PERRY, Kan. (WIBW) - While sightings of the Osprey bird are commonplace, there hasn't been a single recorded successful Osprey nesting throughout the history of the sunflower state. Until now. Wildlife officials helped erect a permanent, 50-foot nesting structure at Lake Perry specifically for the future of the once endangered bird species. WIBW TV reports that the effort finally appears to be paying off. The once endangered bird species is now nesting at Perry Lake.


KU Football Moves Up in AP Poll, K-State Falls Out of Top 25

UNDATED (KPR) — The University of Kansas football team moved up three spots to No 19 in the latest AP poll of the top 25 college football teams. K-State has fallen out of the poll. The Jayhawks, who defeated Iowa State on Saturday, improved to 7-2 on the season. K-State, which had been ranked No. 25 a week ago, fell out of the rankings after losing to Texas in overtime.


KU Coach Bill Self Signs Richest College Basketball Contract Ever Given by a Public University

LAWRENCE, Kan. (AP) — University of Kansas men's basketball coach Bill Self signed a lifetime contract Tuesday that will pay him $53 million over the first five years, easily surpassing Kentucky coach John Calipari for the richest deal ever given to a college basketball coach at a public university.

Self will make more than $13 million this season in base pay, professional services and royalties along with a one-time signing bonus and retention payments, including some that were deferred during the pandemic. At the conclusion of each year, another is added to the deal, and Self will earn a one-time, $5 million retention bonus if he serves out the first five.

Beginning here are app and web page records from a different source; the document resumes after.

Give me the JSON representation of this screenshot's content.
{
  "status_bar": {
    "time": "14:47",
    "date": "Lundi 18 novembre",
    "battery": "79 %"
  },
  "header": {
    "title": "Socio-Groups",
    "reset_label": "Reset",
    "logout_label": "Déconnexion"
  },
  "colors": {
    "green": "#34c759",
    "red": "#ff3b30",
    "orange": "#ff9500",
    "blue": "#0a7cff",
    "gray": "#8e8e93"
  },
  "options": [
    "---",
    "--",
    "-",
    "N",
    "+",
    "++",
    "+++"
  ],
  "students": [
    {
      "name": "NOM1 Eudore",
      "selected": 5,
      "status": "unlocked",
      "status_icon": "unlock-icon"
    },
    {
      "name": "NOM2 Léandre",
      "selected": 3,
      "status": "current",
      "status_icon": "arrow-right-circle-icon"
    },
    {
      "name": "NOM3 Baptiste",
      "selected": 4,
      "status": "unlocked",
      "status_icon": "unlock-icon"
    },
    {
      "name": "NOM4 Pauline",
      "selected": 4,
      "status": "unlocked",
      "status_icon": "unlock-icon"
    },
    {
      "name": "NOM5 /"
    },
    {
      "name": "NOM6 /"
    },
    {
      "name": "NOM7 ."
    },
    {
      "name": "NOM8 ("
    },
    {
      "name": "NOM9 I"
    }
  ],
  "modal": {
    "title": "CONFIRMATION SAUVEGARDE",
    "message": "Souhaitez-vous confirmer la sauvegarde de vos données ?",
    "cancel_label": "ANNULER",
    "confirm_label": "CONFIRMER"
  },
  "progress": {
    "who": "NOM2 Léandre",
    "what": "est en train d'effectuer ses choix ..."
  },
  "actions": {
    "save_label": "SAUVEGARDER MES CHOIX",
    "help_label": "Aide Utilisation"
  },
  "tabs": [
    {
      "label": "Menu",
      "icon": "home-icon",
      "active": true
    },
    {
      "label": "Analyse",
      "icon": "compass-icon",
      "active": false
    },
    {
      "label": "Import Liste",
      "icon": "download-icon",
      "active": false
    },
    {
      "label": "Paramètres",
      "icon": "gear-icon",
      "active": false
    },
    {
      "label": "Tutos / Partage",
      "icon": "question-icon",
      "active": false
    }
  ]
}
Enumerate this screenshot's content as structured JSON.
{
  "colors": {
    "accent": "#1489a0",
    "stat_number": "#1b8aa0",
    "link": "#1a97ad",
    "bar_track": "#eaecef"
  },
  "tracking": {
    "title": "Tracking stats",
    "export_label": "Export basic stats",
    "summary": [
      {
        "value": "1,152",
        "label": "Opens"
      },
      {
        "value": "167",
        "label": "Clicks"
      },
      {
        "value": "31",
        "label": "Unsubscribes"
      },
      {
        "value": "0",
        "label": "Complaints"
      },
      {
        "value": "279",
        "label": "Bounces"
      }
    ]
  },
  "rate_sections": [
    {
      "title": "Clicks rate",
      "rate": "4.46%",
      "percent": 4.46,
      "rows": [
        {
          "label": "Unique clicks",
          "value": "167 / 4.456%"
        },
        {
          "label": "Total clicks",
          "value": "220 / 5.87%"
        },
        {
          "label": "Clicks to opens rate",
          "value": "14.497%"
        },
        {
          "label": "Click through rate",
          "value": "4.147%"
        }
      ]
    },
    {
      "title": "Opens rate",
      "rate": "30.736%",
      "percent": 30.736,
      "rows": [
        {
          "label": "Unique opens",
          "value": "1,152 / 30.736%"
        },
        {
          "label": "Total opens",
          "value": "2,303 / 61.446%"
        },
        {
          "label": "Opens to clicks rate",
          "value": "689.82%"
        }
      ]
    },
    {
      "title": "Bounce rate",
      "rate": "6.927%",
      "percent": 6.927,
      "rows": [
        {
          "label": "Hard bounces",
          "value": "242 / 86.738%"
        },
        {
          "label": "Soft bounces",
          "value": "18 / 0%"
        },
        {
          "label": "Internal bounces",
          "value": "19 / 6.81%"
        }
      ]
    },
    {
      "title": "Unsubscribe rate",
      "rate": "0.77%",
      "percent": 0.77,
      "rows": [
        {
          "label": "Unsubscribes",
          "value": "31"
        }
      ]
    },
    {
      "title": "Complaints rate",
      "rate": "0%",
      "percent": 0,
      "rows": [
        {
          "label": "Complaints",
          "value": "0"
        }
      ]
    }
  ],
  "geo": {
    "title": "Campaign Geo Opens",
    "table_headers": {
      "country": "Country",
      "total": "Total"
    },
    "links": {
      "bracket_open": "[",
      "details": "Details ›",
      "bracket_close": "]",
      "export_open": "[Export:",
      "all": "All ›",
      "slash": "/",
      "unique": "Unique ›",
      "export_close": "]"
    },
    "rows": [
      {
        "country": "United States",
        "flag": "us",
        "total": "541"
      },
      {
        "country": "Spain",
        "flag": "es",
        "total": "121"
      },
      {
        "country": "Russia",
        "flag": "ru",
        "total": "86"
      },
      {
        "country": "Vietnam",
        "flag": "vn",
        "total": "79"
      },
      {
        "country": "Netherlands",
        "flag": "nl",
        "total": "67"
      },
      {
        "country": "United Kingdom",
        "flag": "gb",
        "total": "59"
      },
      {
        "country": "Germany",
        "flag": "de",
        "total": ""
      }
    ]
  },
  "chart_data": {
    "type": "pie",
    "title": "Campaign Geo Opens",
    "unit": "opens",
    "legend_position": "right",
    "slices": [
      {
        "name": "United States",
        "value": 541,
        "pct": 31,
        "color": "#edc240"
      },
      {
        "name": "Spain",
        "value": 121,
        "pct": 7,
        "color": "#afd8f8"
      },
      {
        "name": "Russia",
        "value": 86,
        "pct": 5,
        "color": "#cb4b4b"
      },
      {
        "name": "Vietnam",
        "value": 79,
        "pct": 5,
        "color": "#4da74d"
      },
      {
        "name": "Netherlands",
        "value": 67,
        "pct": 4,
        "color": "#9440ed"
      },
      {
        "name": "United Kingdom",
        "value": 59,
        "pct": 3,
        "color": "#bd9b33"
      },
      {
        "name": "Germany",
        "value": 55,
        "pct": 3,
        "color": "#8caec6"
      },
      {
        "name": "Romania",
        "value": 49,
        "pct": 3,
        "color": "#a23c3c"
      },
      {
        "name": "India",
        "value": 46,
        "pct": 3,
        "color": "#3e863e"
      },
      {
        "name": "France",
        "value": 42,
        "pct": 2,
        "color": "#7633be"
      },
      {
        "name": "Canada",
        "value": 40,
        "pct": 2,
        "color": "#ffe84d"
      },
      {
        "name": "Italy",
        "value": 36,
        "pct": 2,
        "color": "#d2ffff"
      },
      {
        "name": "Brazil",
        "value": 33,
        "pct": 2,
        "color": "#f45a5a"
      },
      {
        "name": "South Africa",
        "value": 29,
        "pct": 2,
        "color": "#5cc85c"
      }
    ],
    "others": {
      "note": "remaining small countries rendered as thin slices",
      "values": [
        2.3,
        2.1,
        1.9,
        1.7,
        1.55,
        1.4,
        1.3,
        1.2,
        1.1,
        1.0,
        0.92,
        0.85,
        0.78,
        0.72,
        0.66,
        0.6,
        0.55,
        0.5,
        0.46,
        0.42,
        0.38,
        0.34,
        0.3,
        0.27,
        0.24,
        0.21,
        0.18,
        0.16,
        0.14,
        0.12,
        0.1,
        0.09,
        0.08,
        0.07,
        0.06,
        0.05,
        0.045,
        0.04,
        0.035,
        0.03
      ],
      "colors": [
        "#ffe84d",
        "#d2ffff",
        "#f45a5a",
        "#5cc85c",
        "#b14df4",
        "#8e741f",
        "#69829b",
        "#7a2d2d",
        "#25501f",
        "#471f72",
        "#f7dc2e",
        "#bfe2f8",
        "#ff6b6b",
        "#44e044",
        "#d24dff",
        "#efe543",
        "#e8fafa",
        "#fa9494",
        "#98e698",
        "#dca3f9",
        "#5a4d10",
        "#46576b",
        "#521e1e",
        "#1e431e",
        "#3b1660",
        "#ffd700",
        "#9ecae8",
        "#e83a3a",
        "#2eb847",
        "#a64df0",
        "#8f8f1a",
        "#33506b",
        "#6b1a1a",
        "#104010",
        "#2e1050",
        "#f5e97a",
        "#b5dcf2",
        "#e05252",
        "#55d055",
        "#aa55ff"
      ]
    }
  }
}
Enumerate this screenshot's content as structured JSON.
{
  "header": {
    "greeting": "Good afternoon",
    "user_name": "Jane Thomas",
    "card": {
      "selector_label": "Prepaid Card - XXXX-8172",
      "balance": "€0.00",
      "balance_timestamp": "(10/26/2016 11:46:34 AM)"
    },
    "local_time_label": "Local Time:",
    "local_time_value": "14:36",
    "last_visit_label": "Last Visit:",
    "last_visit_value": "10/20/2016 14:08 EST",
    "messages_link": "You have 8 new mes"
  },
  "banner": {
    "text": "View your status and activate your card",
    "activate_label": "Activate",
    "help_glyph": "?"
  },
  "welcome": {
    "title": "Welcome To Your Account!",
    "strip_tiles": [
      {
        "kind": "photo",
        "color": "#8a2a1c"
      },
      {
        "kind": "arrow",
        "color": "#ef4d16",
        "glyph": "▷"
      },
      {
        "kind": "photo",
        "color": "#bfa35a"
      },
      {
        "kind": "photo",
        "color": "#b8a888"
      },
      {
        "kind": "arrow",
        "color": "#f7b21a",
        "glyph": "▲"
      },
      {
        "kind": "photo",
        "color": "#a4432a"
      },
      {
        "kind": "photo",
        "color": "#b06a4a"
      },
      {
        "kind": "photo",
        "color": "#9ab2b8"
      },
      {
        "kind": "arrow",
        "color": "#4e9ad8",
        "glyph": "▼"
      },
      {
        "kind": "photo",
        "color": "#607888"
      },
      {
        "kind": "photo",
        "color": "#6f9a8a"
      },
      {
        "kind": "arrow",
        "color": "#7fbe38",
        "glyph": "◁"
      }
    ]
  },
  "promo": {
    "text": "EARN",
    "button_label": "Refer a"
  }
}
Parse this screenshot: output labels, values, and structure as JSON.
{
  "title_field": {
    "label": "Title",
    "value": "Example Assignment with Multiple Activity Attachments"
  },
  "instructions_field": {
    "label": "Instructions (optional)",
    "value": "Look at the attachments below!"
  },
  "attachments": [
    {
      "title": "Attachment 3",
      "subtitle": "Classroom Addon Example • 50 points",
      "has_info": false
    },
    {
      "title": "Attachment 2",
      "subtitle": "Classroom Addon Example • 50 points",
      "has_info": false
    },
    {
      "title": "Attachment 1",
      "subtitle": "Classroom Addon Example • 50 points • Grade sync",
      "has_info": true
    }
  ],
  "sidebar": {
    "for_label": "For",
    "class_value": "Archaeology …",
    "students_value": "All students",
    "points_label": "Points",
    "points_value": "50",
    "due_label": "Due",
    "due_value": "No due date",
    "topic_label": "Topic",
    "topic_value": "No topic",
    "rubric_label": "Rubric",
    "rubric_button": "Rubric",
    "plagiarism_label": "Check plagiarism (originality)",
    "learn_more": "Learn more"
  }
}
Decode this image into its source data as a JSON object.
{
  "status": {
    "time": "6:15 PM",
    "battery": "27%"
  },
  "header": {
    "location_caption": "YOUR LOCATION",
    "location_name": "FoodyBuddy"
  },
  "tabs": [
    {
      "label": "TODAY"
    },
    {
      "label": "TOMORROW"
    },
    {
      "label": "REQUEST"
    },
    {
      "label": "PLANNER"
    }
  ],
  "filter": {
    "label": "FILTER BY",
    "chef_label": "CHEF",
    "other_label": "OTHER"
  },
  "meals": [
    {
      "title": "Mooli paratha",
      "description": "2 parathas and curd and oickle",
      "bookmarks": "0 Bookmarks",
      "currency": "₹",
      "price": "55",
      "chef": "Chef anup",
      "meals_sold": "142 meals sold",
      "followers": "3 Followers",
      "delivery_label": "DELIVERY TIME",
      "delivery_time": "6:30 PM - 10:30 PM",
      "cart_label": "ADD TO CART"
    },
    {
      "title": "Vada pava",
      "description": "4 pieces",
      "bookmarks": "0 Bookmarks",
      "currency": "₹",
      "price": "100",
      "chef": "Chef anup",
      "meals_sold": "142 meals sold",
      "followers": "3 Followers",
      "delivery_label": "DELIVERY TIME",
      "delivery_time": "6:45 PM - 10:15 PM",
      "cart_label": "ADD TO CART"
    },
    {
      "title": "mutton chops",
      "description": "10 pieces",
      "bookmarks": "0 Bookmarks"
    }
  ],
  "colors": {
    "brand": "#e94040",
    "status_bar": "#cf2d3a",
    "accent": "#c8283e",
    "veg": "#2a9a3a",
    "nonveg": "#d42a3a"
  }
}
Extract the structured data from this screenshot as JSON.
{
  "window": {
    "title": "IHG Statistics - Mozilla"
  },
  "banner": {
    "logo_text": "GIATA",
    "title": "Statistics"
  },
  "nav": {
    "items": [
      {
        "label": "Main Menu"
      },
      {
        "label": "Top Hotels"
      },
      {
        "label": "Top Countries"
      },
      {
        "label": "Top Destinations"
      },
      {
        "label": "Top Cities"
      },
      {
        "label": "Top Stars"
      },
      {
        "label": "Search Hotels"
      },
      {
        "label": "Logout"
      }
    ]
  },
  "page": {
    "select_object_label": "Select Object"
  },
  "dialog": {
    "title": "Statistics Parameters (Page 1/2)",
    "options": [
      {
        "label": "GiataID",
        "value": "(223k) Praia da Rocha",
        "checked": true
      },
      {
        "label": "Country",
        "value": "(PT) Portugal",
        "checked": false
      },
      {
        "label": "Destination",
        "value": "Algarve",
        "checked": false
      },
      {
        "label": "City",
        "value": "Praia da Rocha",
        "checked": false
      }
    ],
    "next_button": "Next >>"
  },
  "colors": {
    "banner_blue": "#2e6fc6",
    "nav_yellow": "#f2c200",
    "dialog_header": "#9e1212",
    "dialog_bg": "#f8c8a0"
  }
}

The deal includes a provision that allows the renegotiation of terms, including Self's pay package, after the 2025-26 season. It already surpasses the deal signed by Calipari that will pay him $8.5 million to lead the Wildcats this season.

“Bill Self is undoubtedly the most consistent coach in college basketball, and a restructuring of his contract terms were long overdue,” Kansas athletic director Travis Goff said. “In an ever-changing collegiate athletics environment, our strong commitment to Coach Self positions KU basketball to maintain and enhance its status as the most storied program in the country."

The top-ranked Jayhawks opened this season by routing North Carolina Central on Monday night.


This summary of area news is curated by KPR news staffers, including J. Schafer, Laura Lorson, Tom Parkinson and Kaye McIntyre. Our headlines are generally posted by 10 am weekdays and updated throughout the day. These ad-free headlines are made possible by KPR members. Become one today. And follow KPR News on Twitter.